= Beginning of Section =

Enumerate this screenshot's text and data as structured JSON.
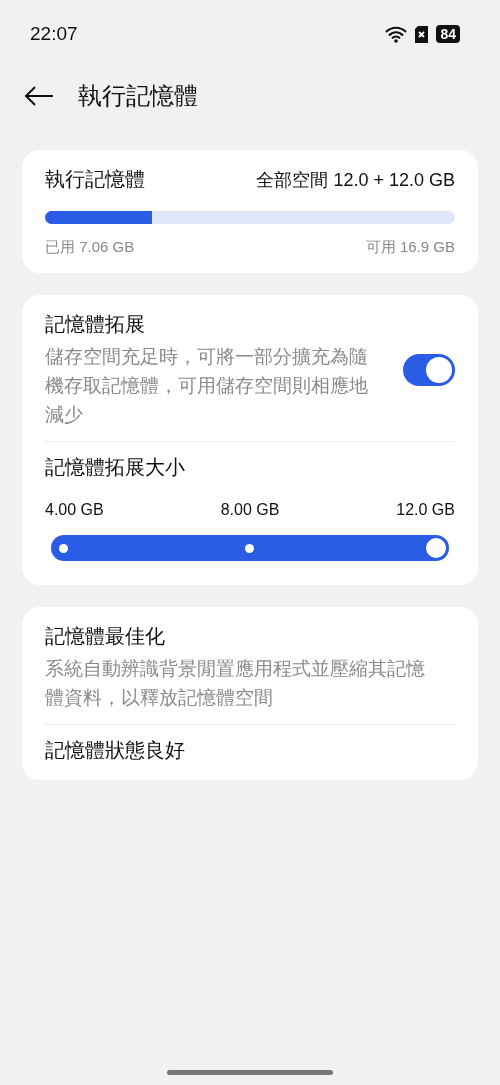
{
  "status_bar": {
    "time": "22:07",
    "battery": "84"
  },
  "header": {
    "title": "執行記憶體"
  },
  "ram_card": {
    "title": "執行記憶體",
    "total": "全部空間 12.0 + 12.0 GB",
    "usage": {
      "level": 0.26
    },
    "used": "已用 7.06 GB",
    "available": "可用 16.9 GB"
  },
  "expansion_card": {
    "title": "記憶體拓展",
    "description": "儲存空間充足時，可將一部分擴充為隨機存取記憶體，可用儲存空間則相應地減少",
    "on": true,
    "size_title": "記憶體拓展大小",
    "stops": [
      {
        "label": "4.00 GB"
      },
      {
        "label": "8.00 GB"
      },
      {
        "label": "12.0 GB"
      }
    ],
    "slider": {
      "level": 1
    }
  },
  "optimize_card": {
    "title": "記憶體最佳化",
    "description": "系統自動辨識背景閒置應用程式並壓縮其記憶體資料，以釋放記憶體空間",
    "status": "記憶體狀態良好"
  }
}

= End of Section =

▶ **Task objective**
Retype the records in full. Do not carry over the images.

▶ **Response**
Enumerate this screenshot's text and data as structured JSON.
{
  "status_bar": {
    "time": "22:07",
    "battery": "84"
  },
  "header": {
    "title": "執行記憶體"
  },
  "ram_card": {
    "title": "執行記憶體",
    "total": "全部空間 12.0 + 12.0 GB",
    "usage": {
      "level": 0.26
    },
    "used": "已用 7.06 GB",
    "available": "可用 16.9 GB"
  },
  "expansion_card": {
    "title": "記憶體拓展",
    "description": "儲存空間充足時，可將一部分擴充為隨機存取記憶體，可用儲存空間則相應地減少",
    "on": true,
    "size_title": "記憶體拓展大小",
    "stops": [
      {
        "label": "4.00 GB"
      },
      {
        "label": "8.00 GB"
      },
      {
        "label": "12.0 GB"
      }
    ],
    "slider": {
      "level": 1
    }
  },
  "optimize_card": {
    "title": "記憶體最佳化",
    "description": "系統自動辨識背景閒置應用程式並壓縮其記憶體資料，以釋放記憶體空間",
    "status": "記憶體狀態良好"
  }
}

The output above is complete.